When designing custom hardware with the Omega2S, designers can connect these pins to an SD card slot. See the Omega2S reference design for more details.

Recommended Micro SD card connector: Molex 5033981892 – we’ve had good results with it on our devices.

Inserting a MicroSD Card into the Omega2+

The Omega2+ module comes with a MicroSD card slot, enabling you to greatly expand the storage capacity of the Omega without much added cost. The MicroSD card slot on the Omega2+ can be found at the bottom of the board in between the two rows of pins.

The Omega2+ supports MicroSD card on firmware builds b143 and higher. Don’t forget to upgrade your firmware.

MicroSD Card Slot Location

The MicroSD slot is spring loaded, and it will remain in place once it’s locked in. to properly seat it,

MicroSD card sitting the slot

To insert the MicroSD card, you should firmly push the SD card into the slot until you hear and feel a click.

Push it in firmly

This is what it should look like once seated properly -

MicroSD properly locked in slot

After you insert the card, you should make sure it’s mounted in the filesystem and accessible.

Occasionally, the spring mechanism may be already preloaded and your card will pop right back out if you let go. Simply pushed it back in until the click, and you should be all set.

If you’re running the latest firmware, the Omega should have automatically mounted the MicroSD card already.

Storage Devices and Linux

On a Linux device, a storage device needs to be mounted in order to access the data. Mounting a device maps its storage space to a directory on your device so that you may access it.

The Omega2 comes ready with an auto-mounting tool that will take care of that process for you!

The default mount location is /mnt/.

On firmware older than v0.3.0, the default mount location was /tmp/mounts/ and the mountd package controlled automatic mounting. Firmwares v0.3.0 and up use the block-mount package.

Accessing the MicroSD Card

Under normal circumstances, the SD card and any USB device you plugged in should be automatically mounted to the /mnt directory. You can check there with ls /mnt/ to determine the name the Omega assigned the card. Running ls /mnt gave us mmcblk0p1 as the assigned name of our MicroSD card.

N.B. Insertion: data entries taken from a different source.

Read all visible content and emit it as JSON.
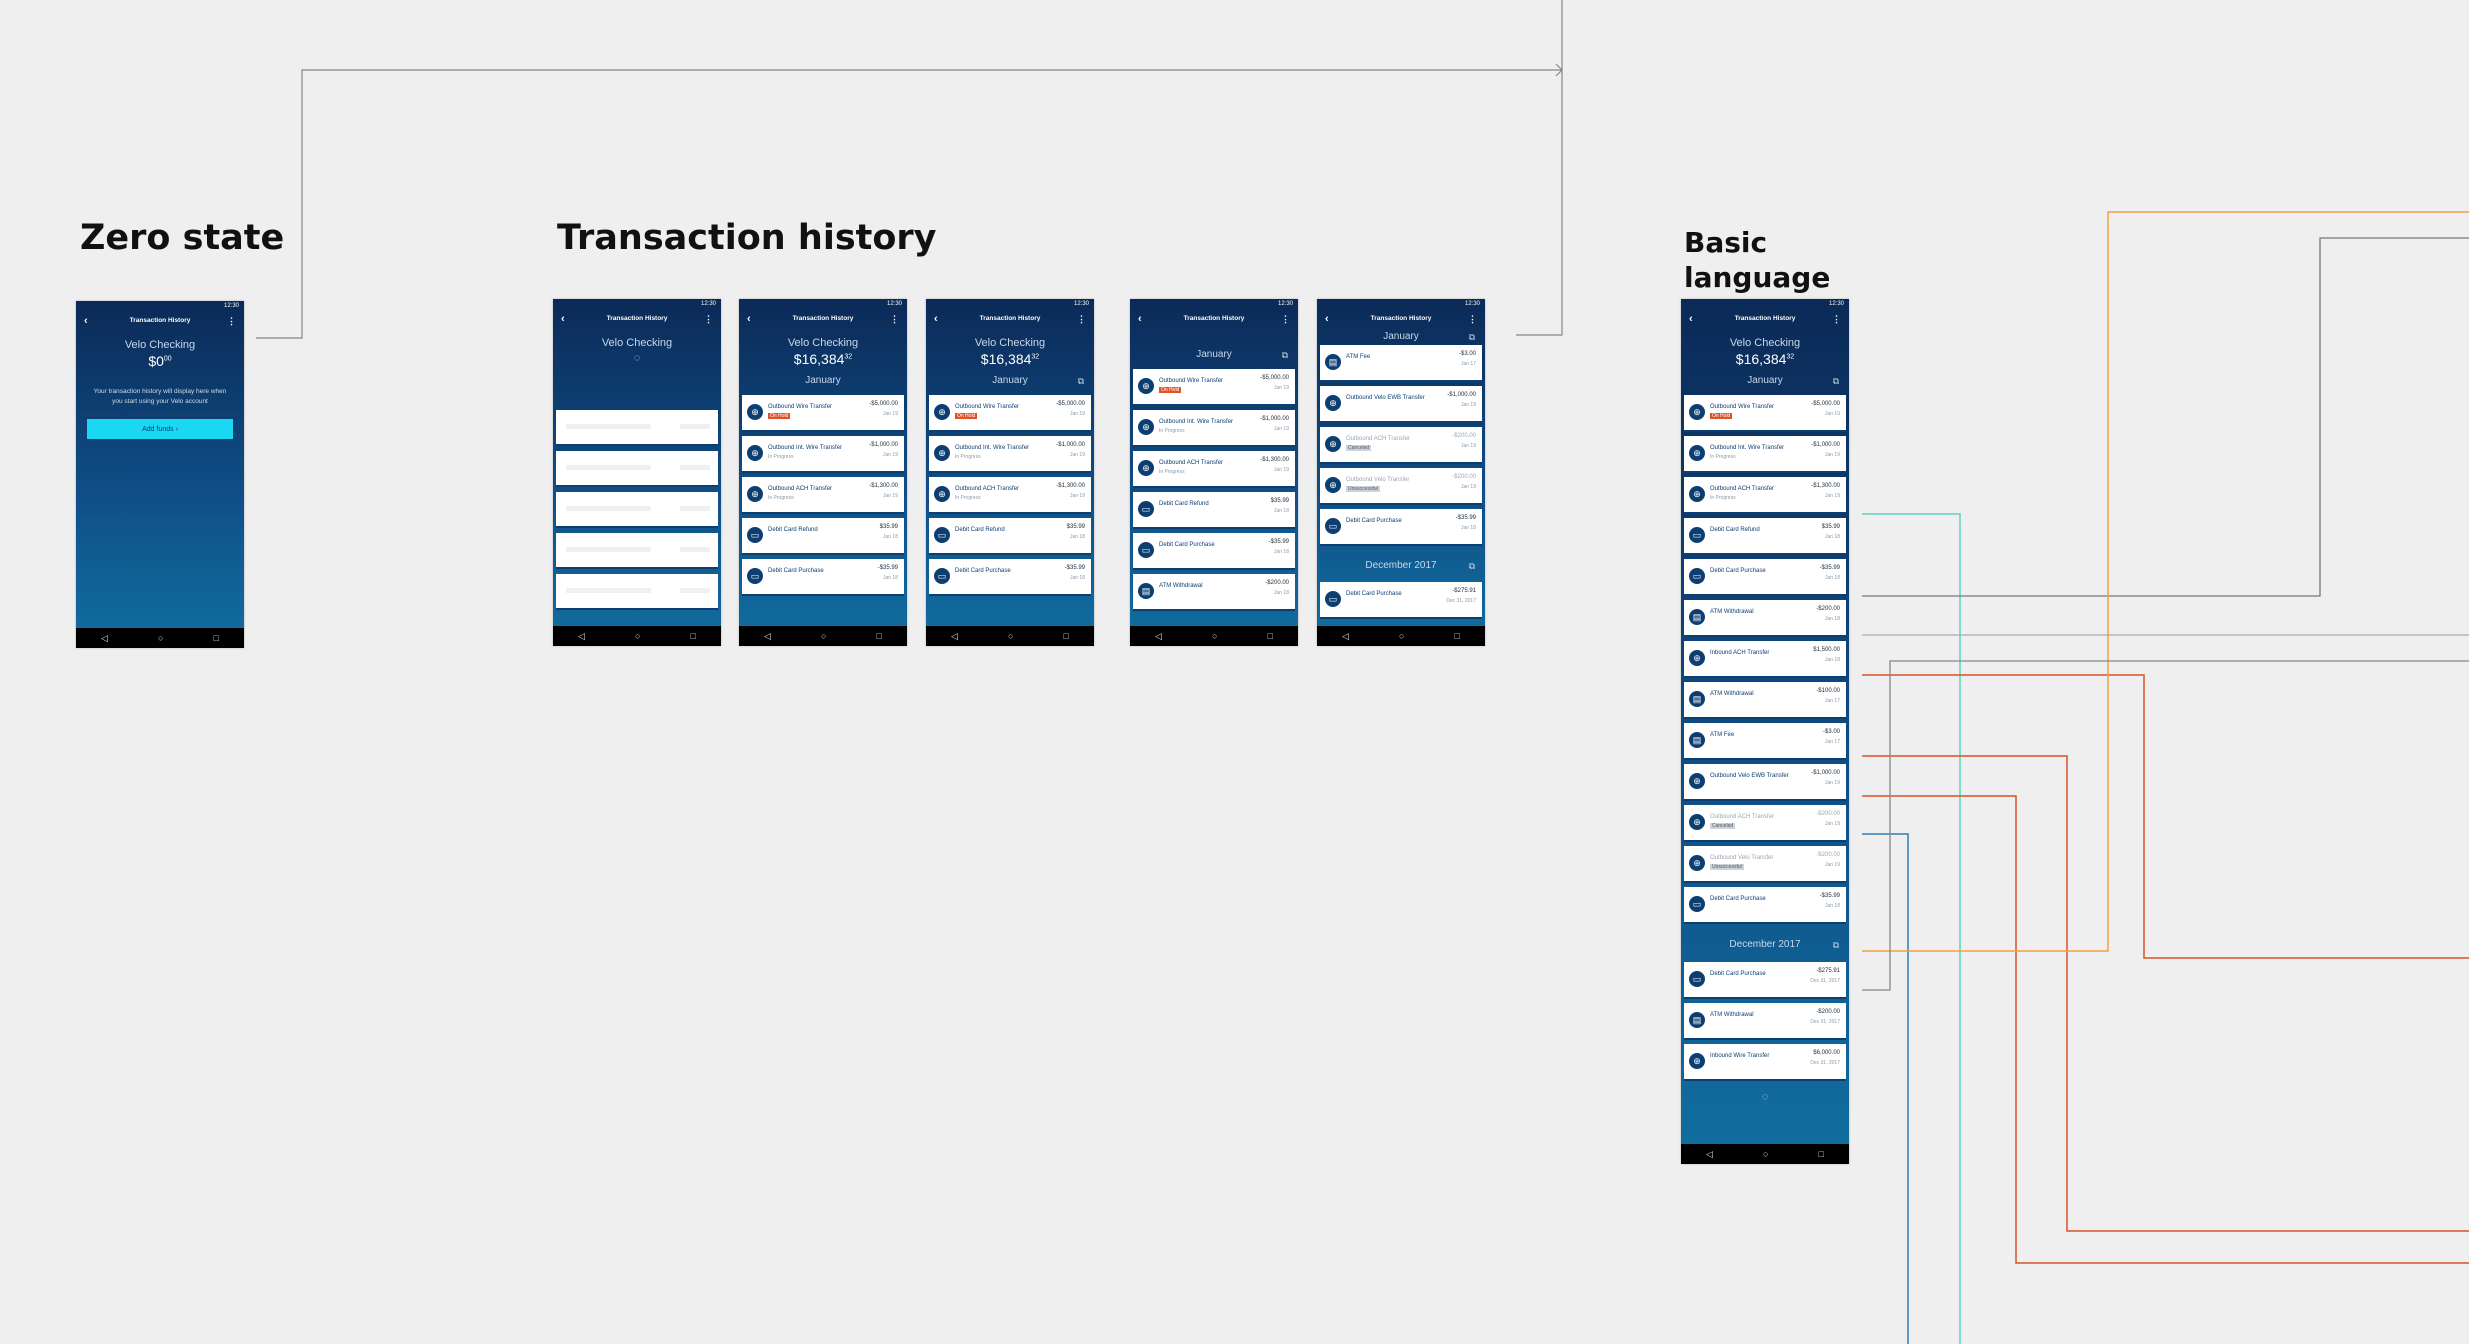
{
  "sections": {
    "zero_state": "Zero state",
    "transaction_history": "Transaction history",
    "basic_language": "Basic language"
  },
  "app": {
    "screen_title": "Transaction History",
    "status_time": "12:30",
    "account_name": "Velo Checking",
    "balance_main": "$16,384",
    "balance_cents": "32",
    "zero_balance_main": "$0",
    "zero_balance_cents": "00",
    "zero_message": "Your transaction history will display here when you start using your Velo account",
    "add_funds": "Add funds ›",
    "month_january": "January",
    "month_december": "December 2017"
  },
  "colors": {
    "brand_dark": "#0b2a57",
    "accent_cyan": "#1ad7f2",
    "failed": "#e0522a"
  },
  "transactions": [
    {
      "name": "Outbound Wire Transfer",
      "sub": "On Hold",
      "amt": "-$5,000.00",
      "date": "Jan 19",
      "icon": "globe-icon"
    },
    {
      "name": "Outbound Int. Wire Transfer",
      "sub": "In Progress",
      "amt": "-$1,000.00",
      "date": "Jan 19",
      "icon": "globe-icon"
    },
    {
      "name": "Outbound ACH Transfer",
      "sub": "In Progress",
      "amt": "-$1,300.00",
      "date": "Jan 19",
      "icon": "globe-icon"
    },
    {
      "name": "Debit Card Refund",
      "sub": "",
      "amt": "$35.99",
      "date": "Jan 18",
      "icon": "card-icon"
    },
    {
      "name": "Debit Card Purchase",
      "sub": "",
      "amt": "-$35.99",
      "date": "Jan 18",
      "icon": "card-icon"
    },
    {
      "name": "ATM Withdrawal",
      "sub": "",
      "amt": "-$200.00",
      "date": "Jan 18",
      "icon": "atm-icon"
    },
    {
      "name": "Inbound ACH Transfer",
      "sub": "",
      "amt": "$1,500.00",
      "date": "Jan 18",
      "icon": "globe-icon"
    },
    {
      "name": "ATM Withdrawal",
      "sub": "",
      "amt": "-$100.00",
      "date": "Jan 17",
      "icon": "atm-icon"
    },
    {
      "name": "ATM Fee",
      "sub": "",
      "amt": "-$3.00",
      "date": "Jan 17",
      "icon": "atm-icon"
    },
    {
      "name": "Outbound Velo EWB Transfer",
      "sub": "",
      "amt": "-$1,000.00",
      "date": "Jan 19",
      "icon": "globe-icon"
    },
    {
      "name": "Outbound ACH Transfer",
      "sub": "Canceled",
      "amt": "-$200.00",
      "date": "Jan 19",
      "icon": "globe-icon"
    },
    {
      "name": "Outbound Velo Transfer",
      "sub": "Unsuccessful",
      "amt": "-$200.00",
      "date": "Jan 19",
      "icon": "globe-icon"
    },
    {
      "name": "Debit Card Purchase",
      "sub": "",
      "amt": "-$35.99",
      "date": "Jan 18",
      "icon": "card-icon"
    },
    {
      "name": "Debit Card Purchase",
      "sub": "",
      "amt": "-$275.91",
      "date": "Dec 31, 2017",
      "icon": "card-icon"
    },
    {
      "name": "ATM Withdrawal",
      "sub": "",
      "amt": "-$200.00",
      "date": "Dec 31, 2017",
      "icon": "atm-icon"
    },
    {
      "name": "Inbound Wire Transfer",
      "sub": "",
      "amt": "$6,000.00",
      "date": "Dec 31, 2017",
      "icon": "globe-icon"
    }
  ]
}
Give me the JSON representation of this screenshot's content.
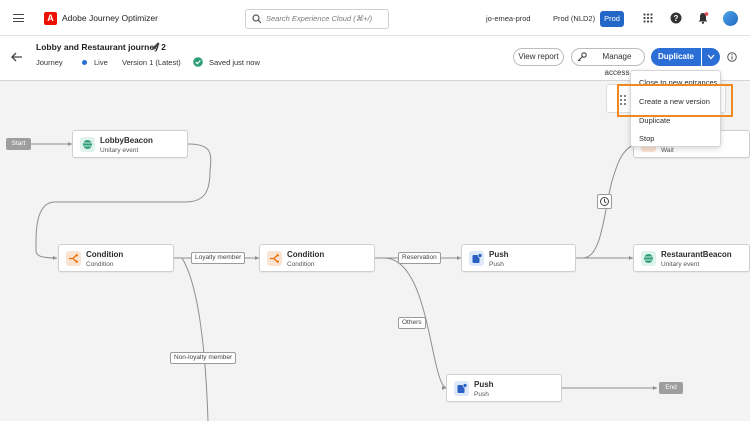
{
  "app": {
    "title": "Adobe Journey Optimizer",
    "logo_letter": "A"
  },
  "topbar": {
    "search_placeholder": "Search Experience Cloud (⌘+/)",
    "org": "jo-emea-prod",
    "sandbox": "Prod (NLD2)",
    "sandbox_badge": "Prod"
  },
  "journey": {
    "title": "Lobby and Restaurant journey 2",
    "type": "Journey",
    "status": "Live",
    "version": "Version 1 (Latest)",
    "saved": "Saved just now"
  },
  "actions": {
    "view_report": "View report",
    "manage_access": "Manage access",
    "duplicate": "Duplicate"
  },
  "dropdown": {
    "items": [
      "Close to new entrances",
      "Create a new version",
      "Duplicate",
      "Stop"
    ],
    "highlighted_index": 1
  },
  "canvas": {
    "start": "Start",
    "end": "End",
    "nodes": [
      {
        "title": "LobbyBeacon",
        "subtitle": "Unitary event"
      },
      {
        "title": "Condition",
        "subtitle": "Condition"
      },
      {
        "title": "Condition",
        "subtitle": "Condition"
      },
      {
        "title": "Push",
        "subtitle": "Push"
      },
      {
        "title": "RestaurantBeacon",
        "subtitle": "Unitary event"
      },
      {
        "title": "Push",
        "subtitle": "Push"
      },
      {
        "title": "",
        "subtitle": "Wait"
      }
    ],
    "paths": {
      "loyalty": "Loyalty member",
      "non_loyalty": "Non-loyalty member",
      "reservation": "Reservation",
      "others": "Others"
    }
  },
  "colors": {
    "accent": "#2b6fd6",
    "highlight": "#f08a20",
    "live": "#2b6fd6",
    "saved": "#2d9d78"
  }
}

Once mounted, it acts as a regular directory or folder in all ways, and any file that you stored in the card originally should be there! For us, it looked something like this:

root@Omega-1234:~# cd /mnt
root@Omega-1234:/mnt# ls

The p1 in the name means partition number 1 of the MicroSD card, if you have partitioned your MicroSD, they should show up as mmcblk0p1, mmcblk0p2, and so on.

If you’d like to change where the MicroSD card is mounted on the filesystem, we’ve written a guide covering how to do so for both MicroSD cards and USB drives.

Safely Removing a MicroSD Card

To safely remove your SD card you should always unmount it first. This will eliminate the possibility of the data being accessed while you physically remove it, which can corrupt the SD card’s data and filesystem.

The umount command is used to unmount the storage.

umount <mount point>

From the above example:

umount /mnt/mmcblk0p1

Note: not unmount! We’ve made this mistake more than once!

Now that the card is no longer being used by the Omega, we can physically remove it without risking corruption.

Removing a MicroSD Card on the Omega2+

After unmounting the SD card from the filesystem, the MicroSD card can be safely removed:

Push it in firmly until you hear a click

Just push until it clicks.

MicroSD properly locked in slot

Now you can pull it out of the slot - careful not to lose it!

Pull the MicroSD out